■ **What is needed**
All lines in the records below with the word "Center" must be returned.

Component data from apps and pages:

- Opening Delimiter -

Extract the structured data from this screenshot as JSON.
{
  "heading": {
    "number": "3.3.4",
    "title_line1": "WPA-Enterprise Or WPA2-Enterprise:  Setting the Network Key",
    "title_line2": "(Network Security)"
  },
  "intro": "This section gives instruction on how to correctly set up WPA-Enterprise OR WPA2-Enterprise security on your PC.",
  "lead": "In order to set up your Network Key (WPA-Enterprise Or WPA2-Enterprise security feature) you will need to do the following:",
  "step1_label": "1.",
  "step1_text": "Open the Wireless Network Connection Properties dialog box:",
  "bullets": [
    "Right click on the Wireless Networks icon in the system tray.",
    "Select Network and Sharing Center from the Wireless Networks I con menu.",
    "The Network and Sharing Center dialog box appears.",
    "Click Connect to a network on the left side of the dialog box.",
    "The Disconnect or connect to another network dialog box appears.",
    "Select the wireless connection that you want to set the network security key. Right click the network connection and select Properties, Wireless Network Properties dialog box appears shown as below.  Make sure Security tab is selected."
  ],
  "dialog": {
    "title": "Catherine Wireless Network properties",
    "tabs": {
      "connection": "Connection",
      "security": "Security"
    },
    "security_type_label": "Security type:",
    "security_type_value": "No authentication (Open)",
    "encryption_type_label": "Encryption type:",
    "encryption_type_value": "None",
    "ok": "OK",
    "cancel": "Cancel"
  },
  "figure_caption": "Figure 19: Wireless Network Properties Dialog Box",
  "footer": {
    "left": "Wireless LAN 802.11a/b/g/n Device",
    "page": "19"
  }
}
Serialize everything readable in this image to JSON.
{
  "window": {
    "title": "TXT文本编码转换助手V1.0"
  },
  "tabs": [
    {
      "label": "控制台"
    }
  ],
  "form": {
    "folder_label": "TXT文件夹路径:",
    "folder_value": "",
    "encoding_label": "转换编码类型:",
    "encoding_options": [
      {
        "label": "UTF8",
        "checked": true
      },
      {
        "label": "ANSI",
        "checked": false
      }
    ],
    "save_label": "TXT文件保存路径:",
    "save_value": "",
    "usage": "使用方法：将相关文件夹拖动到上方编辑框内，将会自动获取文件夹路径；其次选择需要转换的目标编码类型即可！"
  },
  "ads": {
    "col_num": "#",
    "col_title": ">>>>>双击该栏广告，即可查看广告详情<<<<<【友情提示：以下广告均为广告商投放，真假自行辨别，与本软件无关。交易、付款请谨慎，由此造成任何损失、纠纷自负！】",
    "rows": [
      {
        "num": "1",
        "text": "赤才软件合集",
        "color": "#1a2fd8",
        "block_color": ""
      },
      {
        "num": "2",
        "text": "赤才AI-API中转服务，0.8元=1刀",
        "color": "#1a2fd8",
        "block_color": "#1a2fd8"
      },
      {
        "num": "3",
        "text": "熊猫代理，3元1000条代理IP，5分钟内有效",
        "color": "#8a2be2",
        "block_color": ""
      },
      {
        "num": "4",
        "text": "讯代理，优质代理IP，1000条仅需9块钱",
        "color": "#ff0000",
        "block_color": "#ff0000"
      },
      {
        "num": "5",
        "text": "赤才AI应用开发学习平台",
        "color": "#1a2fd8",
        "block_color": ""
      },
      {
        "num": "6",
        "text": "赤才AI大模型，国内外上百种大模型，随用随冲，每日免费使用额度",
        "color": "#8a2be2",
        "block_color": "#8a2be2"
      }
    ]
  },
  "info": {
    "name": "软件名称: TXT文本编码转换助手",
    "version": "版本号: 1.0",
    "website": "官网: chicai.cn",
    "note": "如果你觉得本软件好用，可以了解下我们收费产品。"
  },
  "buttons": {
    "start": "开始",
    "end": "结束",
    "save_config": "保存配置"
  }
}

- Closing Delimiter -

■ **Response area**
    "Select Network and Sharing Center from the Wireless Networks I con menu.",
    "The Network and Sharing Center dialog box appears.",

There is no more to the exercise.